- **About this exercise**
Every record that follows should be copied exactly. No picture belongs in the copy.

[[ Material provided open ]]

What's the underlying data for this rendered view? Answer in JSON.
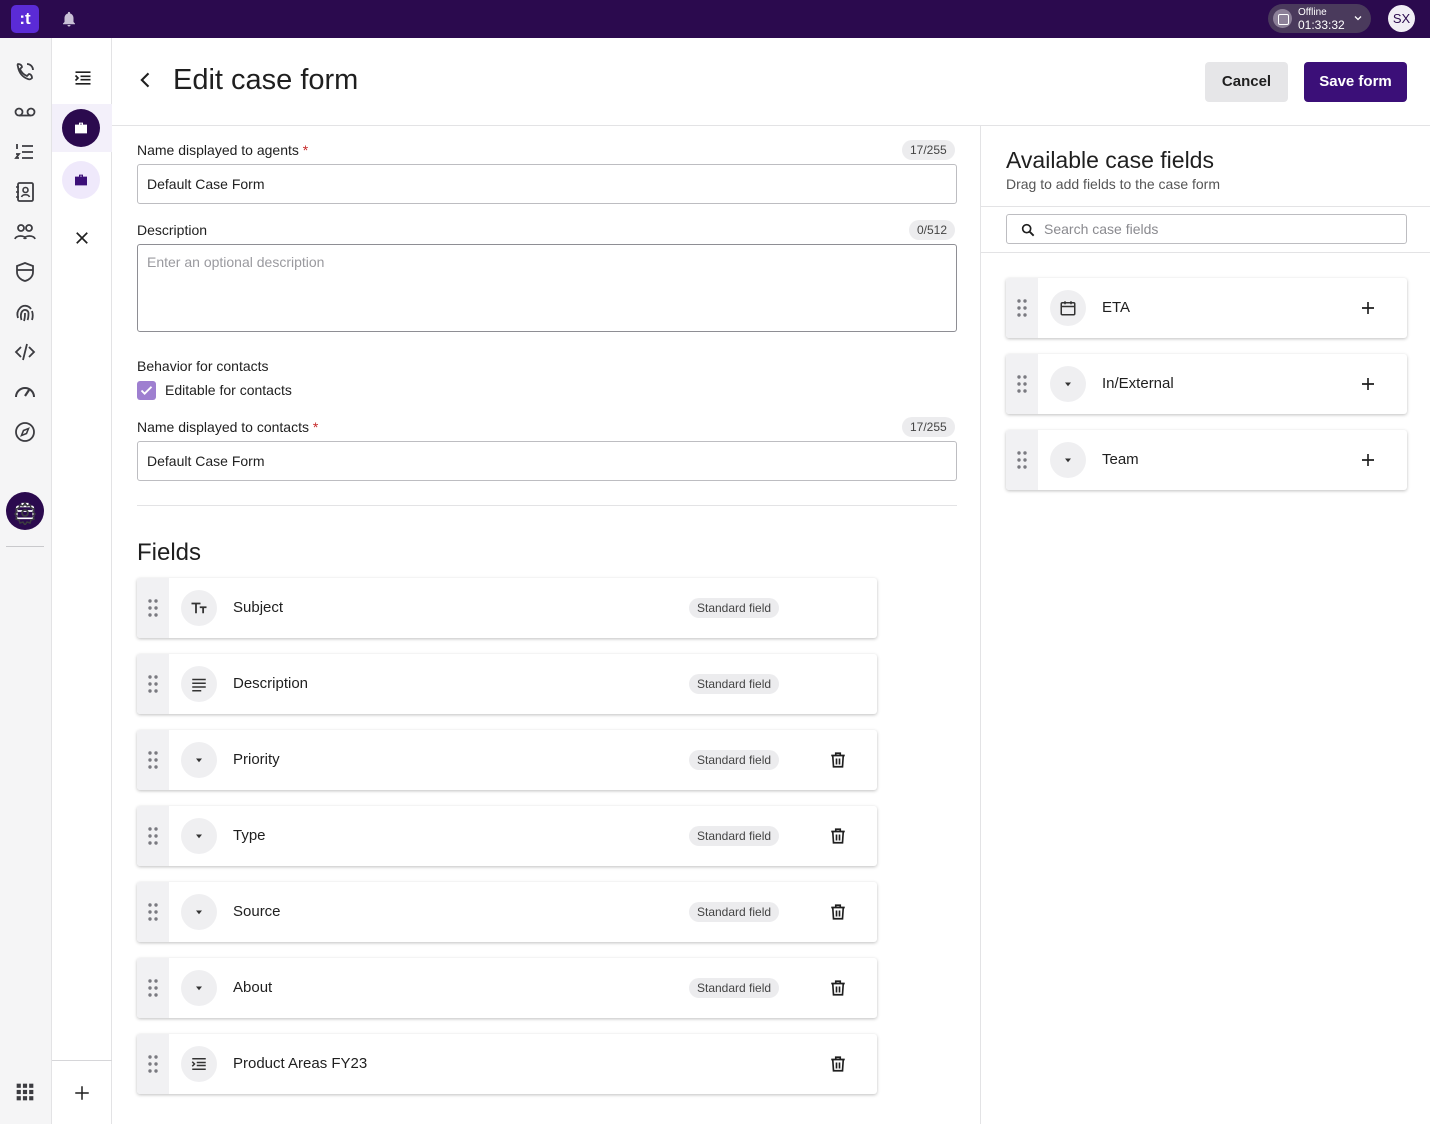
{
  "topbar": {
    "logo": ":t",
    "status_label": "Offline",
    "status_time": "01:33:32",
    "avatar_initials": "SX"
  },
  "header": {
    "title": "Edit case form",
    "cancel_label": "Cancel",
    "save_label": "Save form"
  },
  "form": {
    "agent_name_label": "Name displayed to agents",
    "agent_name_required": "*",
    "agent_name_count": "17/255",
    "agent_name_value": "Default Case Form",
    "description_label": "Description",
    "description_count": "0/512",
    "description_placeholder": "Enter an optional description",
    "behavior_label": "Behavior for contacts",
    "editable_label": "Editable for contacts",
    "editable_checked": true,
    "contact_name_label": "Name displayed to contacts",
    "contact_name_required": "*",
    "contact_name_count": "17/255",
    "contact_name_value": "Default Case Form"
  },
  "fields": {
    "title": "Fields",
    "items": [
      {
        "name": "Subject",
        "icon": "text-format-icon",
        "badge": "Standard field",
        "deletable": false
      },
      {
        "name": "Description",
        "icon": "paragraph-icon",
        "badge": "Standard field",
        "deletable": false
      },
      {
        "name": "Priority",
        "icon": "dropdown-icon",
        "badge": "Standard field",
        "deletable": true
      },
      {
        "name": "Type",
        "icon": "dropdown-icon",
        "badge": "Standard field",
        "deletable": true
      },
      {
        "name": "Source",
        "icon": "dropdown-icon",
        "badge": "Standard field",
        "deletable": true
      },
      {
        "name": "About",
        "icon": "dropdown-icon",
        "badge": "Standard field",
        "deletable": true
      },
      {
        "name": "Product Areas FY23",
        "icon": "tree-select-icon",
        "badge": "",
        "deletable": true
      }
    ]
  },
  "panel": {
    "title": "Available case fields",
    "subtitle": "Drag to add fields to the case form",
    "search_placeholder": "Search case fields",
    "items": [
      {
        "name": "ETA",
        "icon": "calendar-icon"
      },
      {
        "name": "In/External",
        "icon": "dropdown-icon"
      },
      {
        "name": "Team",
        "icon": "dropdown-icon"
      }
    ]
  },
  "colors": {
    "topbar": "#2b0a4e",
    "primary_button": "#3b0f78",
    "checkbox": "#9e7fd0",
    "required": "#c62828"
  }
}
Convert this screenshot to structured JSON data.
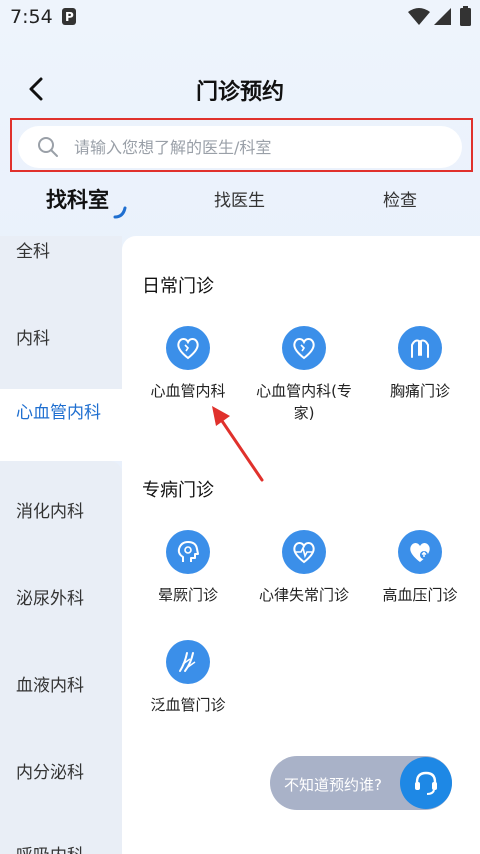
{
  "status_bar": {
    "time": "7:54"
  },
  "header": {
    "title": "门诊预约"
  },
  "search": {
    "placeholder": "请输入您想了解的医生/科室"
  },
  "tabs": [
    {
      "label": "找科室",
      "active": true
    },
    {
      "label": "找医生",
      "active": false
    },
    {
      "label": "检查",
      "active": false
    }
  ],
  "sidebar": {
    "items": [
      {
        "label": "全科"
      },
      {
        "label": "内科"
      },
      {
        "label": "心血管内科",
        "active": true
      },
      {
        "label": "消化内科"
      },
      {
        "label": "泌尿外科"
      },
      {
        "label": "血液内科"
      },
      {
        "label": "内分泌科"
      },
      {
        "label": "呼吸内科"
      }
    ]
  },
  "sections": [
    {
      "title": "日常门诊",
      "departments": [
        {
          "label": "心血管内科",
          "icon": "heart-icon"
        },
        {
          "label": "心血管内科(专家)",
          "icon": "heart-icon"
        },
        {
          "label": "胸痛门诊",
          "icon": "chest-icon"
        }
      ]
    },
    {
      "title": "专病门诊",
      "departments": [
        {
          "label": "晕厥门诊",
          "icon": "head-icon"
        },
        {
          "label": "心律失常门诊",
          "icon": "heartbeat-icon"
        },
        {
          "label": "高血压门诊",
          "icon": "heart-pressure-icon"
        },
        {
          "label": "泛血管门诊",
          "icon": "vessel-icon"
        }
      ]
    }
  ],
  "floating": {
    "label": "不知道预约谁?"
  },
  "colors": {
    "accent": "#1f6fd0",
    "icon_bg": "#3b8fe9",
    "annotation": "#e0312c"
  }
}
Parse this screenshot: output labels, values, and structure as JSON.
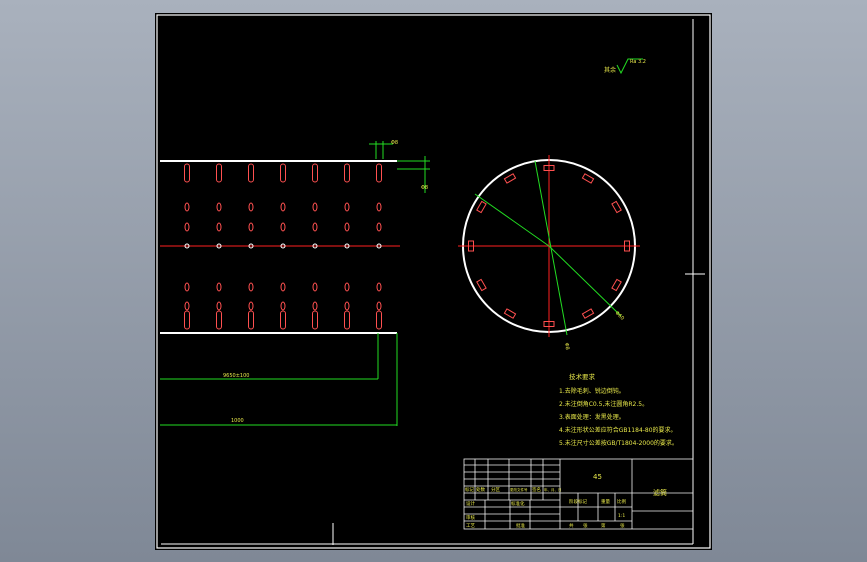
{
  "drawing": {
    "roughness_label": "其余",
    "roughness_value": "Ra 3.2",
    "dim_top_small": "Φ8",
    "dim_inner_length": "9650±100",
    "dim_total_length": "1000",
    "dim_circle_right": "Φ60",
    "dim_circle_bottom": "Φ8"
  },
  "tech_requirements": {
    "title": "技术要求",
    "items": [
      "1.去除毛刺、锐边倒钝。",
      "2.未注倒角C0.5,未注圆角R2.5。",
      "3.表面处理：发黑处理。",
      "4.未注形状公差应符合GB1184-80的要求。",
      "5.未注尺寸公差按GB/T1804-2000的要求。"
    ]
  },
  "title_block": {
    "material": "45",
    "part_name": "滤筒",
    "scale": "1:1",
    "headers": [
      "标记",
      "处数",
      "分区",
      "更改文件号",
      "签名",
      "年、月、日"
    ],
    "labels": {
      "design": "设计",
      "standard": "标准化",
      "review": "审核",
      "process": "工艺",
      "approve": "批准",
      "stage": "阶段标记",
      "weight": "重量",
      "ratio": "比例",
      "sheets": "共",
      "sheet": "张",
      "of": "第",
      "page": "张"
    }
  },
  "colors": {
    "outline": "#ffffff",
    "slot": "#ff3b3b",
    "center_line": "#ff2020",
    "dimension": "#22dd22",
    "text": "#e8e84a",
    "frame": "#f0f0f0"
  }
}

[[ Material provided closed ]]

- **Expected answer**
What's the underlying data for this rendered view? Answer in JSON.
{
  "topbar": {
    "logo": ":t",
    "status_label": "Offline",
    "status_time": "01:33:32",
    "avatar_initials": "SX"
  },
  "header": {
    "title": "Edit case form",
    "cancel_label": "Cancel",
    "save_label": "Save form"
  },
  "form": {
    "agent_name_label": "Name displayed to agents",
    "agent_name_required": "*",
    "agent_name_count": "17/255",
    "agent_name_value": "Default Case Form",
    "description_label": "Description",
    "description_count": "0/512",
    "description_placeholder": "Enter an optional description",
    "behavior_label": "Behavior for contacts",
    "editable_label": "Editable for contacts",
    "editable_checked": true,
    "contact_name_label": "Name displayed to contacts",
    "contact_name_required": "*",
    "contact_name_count": "17/255",
    "contact_name_value": "Default Case Form"
  },
  "fields": {
    "title": "Fields",
    "items": [
      {
        "name": "Subject",
        "icon": "text-format-icon",
        "badge": "Standard field",
        "deletable": false
      },
      {
        "name": "Description",
        "icon": "paragraph-icon",
        "badge": "Standard field",
        "deletable": false
      },
      {
        "name": "Priority",
        "icon": "dropdown-icon",
        "badge": "Standard field",
        "deletable": true
      },
      {
        "name": "Type",
        "icon": "dropdown-icon",
        "badge": "Standard field",
        "deletable": true
      },
      {
        "name": "Source",
        "icon": "dropdown-icon",
        "badge": "Standard field",
        "deletable": true
      },
      {
        "name": "About",
        "icon": "dropdown-icon",
        "badge": "Standard field",
        "deletable": true
      },
      {
        "name": "Product Areas FY23",
        "icon": "tree-select-icon",
        "badge": "",
        "deletable": true
      }
    ]
  },
  "panel": {
    "title": "Available case fields",
    "subtitle": "Drag to add fields to the case form",
    "search_placeholder": "Search case fields",
    "items": [
      {
        "name": "ETA",
        "icon": "calendar-icon"
      },
      {
        "name": "In/External",
        "icon": "dropdown-icon"
      },
      {
        "name": "Team",
        "icon": "dropdown-icon"
      }
    ]
  },
  "colors": {
    "topbar": "#2b0a4e",
    "primary_button": "#3b0f78",
    "checkbox": "#9e7fd0",
    "required": "#c62828"
  }
}
Convert this screenshot to structured JSON data.
{
  "status_bar": {
    "time": "7:54"
  },
  "header": {
    "title": "门诊预约"
  },
  "search": {
    "placeholder": "请输入您想了解的医生/科室"
  },
  "tabs": [
    {
      "label": "找科室",
      "active": true
    },
    {
      "label": "找医生",
      "active": false
    },
    {
      "label": "检查",
      "active": false
    }
  ],
  "sidebar": {
    "items": [
      {
        "label": "全科"
      },
      {
        "label": "内科"
      },
      {
        "label": "心血管内科",
        "active": true
      },
      {
        "label": "消化内科"
      },
      {
        "label": "泌尿外科"
      },
      {
        "label": "血液内科"
      },
      {
        "label": "内分泌科"
      },
      {
        "label": "呼吸内科"
      }
    ]
  },
  "sections": [
    {
      "title": "日常门诊",
      "departments": [
        {
          "label": "心血管内科",
          "icon": "heart-icon"
        },
        {
          "label": "心血管内科(专家)",
          "icon": "heart-icon"
        },
        {
          "label": "胸痛门诊",
          "icon": "chest-icon"
        }
      ]
    },
    {
      "title": "专病门诊",
      "departments": [
        {
          "label": "晕厥门诊",
          "icon": "head-icon"
        },
        {
          "label": "心律失常门诊",
          "icon": "heartbeat-icon"
        },
        {
          "label": "高血压门诊",
          "icon": "heart-pressure-icon"
        },
        {
          "label": "泛血管门诊",
          "icon": "vessel-icon"
        }
      ]
    }
  ],
  "floating": {
    "label": "不知道预约谁?"
  },
  "colors": {
    "accent": "#1f6fd0",
    "icon_bg": "#3b8fe9",
    "annotation": "#e0312c"
  }
}
Parse this screenshot: output labels, values, and structure as JSON.
{
  "drawing": {
    "roughness_label": "其余",
    "roughness_value": "Ra 3.2",
    "dim_top_small": "Φ8",
    "dim_inner_length": "9650±100",
    "dim_total_length": "1000",
    "dim_circle_right": "Φ60",
    "dim_circle_bottom": "Φ8"
  },
  "tech_requirements": {
    "title": "技术要求",
    "items": [
      "1.去除毛刺、锐边倒钝。",
      "2.未注倒角C0.5,未注圆角R2.5。",
      "3.表面处理：发黑处理。",
      "4.未注形状公差应符合GB1184-80的要求。",
      "5.未注尺寸公差按GB/T1804-2000的要求。"
    ]
  },
  "title_block": {
    "material": "45",
    "part_name": "滤筒",
    "scale": "1:1",
    "headers": [
      "标记",
      "处数",
      "分区",
      "更改文件号",
      "签名",
      "年、月、日"
    ],
    "labels": {
      "design": "设计",
      "standard": "标准化",
      "review": "审核",
      "process": "工艺",
      "approve": "批准",
      "stage": "阶段标记",
      "weight": "重量",
      "ratio": "比例",
      "sheets": "共",
      "sheet": "张",
      "of": "第",
      "page": "张"
    }
  },
  "colors": {
    "outline": "#ffffff",
    "slot": "#ff3b3b",
    "center_line": "#ff2020",
    "dimension": "#22dd22",
    "text": "#e8e84a",
    "frame": "#f0f0f0"
  }
}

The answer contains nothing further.